In other cases, senators in both parties sometimes offered several similar versions of amendments, such as three measures offered by Marco Rubio, R-Fla., addressing aid to Egypt, a topic also addressed in amendments from Rand Paul, R-Ky., and Patrick J. Leahy, D-Vt.
The duplication of amendments may make it easier to whittle down the list in the days ahead, but that may not address the root issue that lawmakers want to put their own stamp on a measure that actually directs federal spending. The five spending bills in the package represent agreements worked out between House and Senate appropriators and their top staffers last year. The House had passed its version of four of five of these measures, allowing members a chance to offer amendments, and now many senators are seeking the same opportunity.
Hillary Rodham Clinton, center, along with former Secretary of State Madeleine Albright, right, and Annette Tilleman-Dick, left, wife for former Rep. Tom Lanots, D-Calif. Clinton was honored with the Tom Lantos Human Rights Prize during a ceremony last week at the Cannon House Office Building. Previous winners include the Dalai Lama and Elie Wiesel.

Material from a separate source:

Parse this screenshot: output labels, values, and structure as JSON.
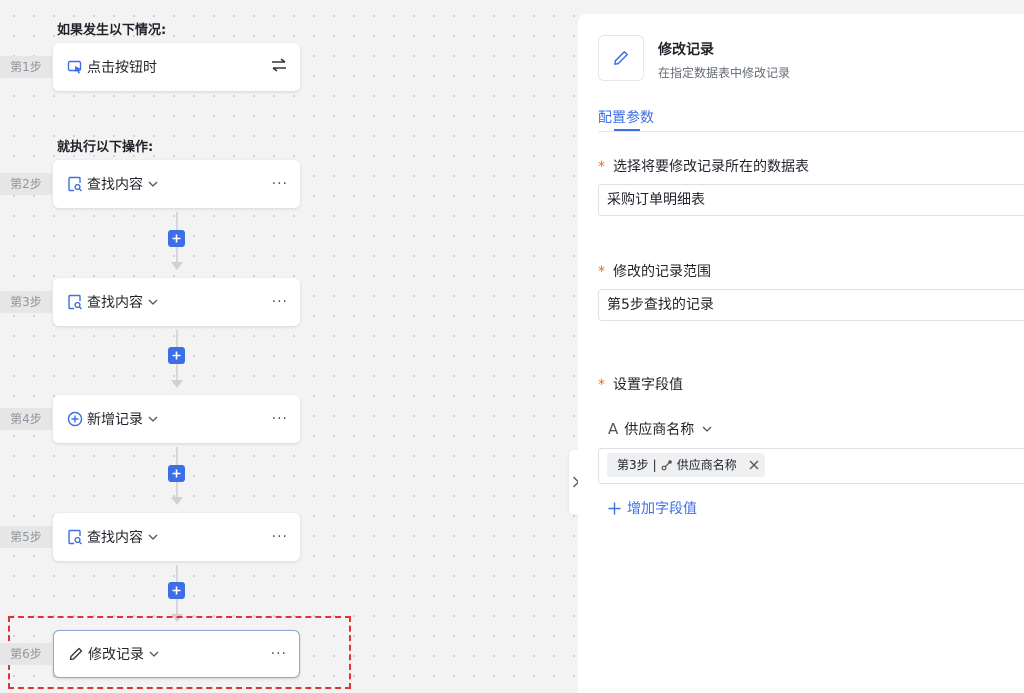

Each year since 1990, CQ Roll Call has reviewed the financial disclosures of all 541 senators, representatives and delegates to determine the 50 richest members of Congress. This year's report, derived from forms covering the calendar year 2012, shows it took a net worth of $6.67 million to crack the exclusive club.